Washington – Senator Chuck Grassley of Iowa, the ranking Republican on the all-important Senate Finance Committee, could be unfairly biased against the inclusion of a public option in health care reform legislation because he is already dead, according to two former congressional aides. The aides both requested anonymity because they did not want to anger Senator Grassley.
“It was 2006 when we first suspected he might be dead,” one former aide said. “February of 2006. He suddenly took on a kind of ghostly pallor, and never ate anything. I accidentally touched his arm once when reaching for some papers and it was cold.
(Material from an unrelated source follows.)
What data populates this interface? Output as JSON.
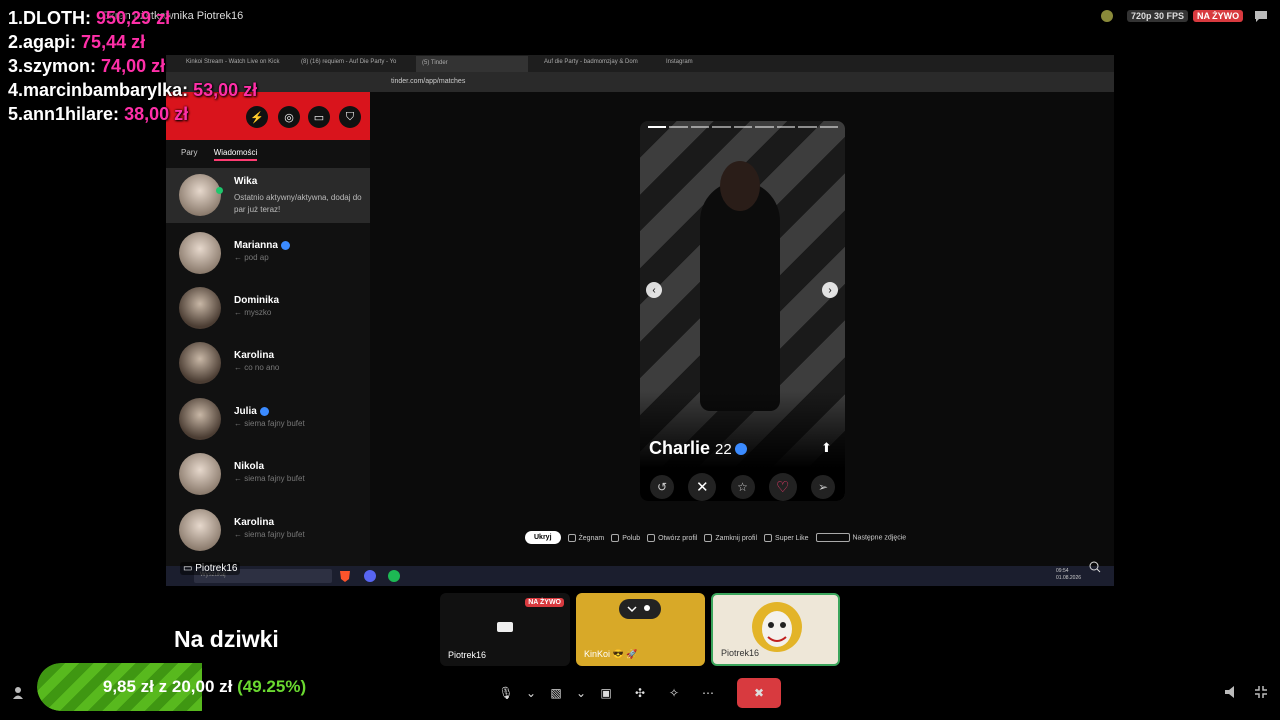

Ice cold.”
The aides say they believe Mr. Grassley may be unable to relate to the needs most Americans have for health care coverage because he doesn’t need any health coverage himself.
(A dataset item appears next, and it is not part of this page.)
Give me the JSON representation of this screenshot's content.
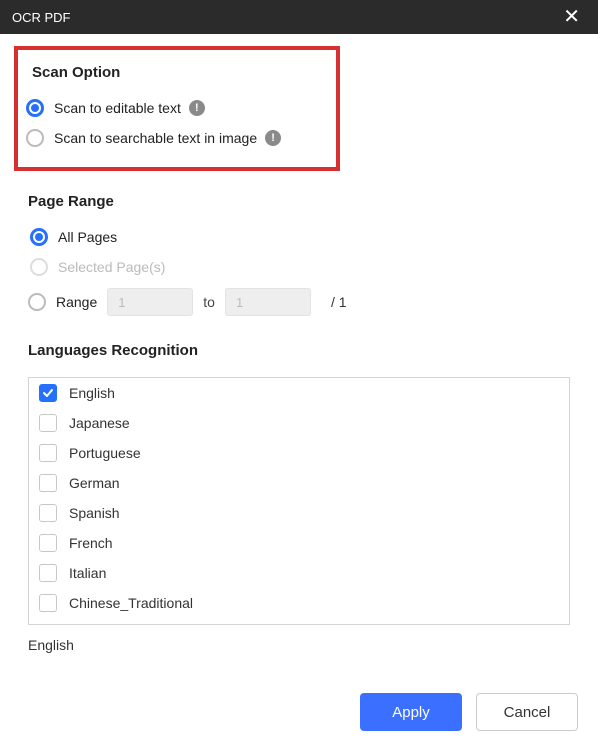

“It may a type of bias on his part, I think, because he’s probably dead,” the aide said. “He doesn’t understand the perspective of living people, and I almost got the feeling he held it against them that they need medical attention.”
A second aide concurred. “I mean, even before, he got the government-supplied health care because he was a member of Congress, so it might have been hard to relate to the average person even then. But now, what does he care how much a doctor’s visit costs? He’s not going to a doctor. Ever.”
Reached in his Washington office, Mr. Grassley would not confirm or deny that he is currently alive.
“The important thing for the American people and for my constituents to know is that I am serving their interests as a United States senator to the best of my ability,” he said. “Alive or dead doesn’t make a difference.”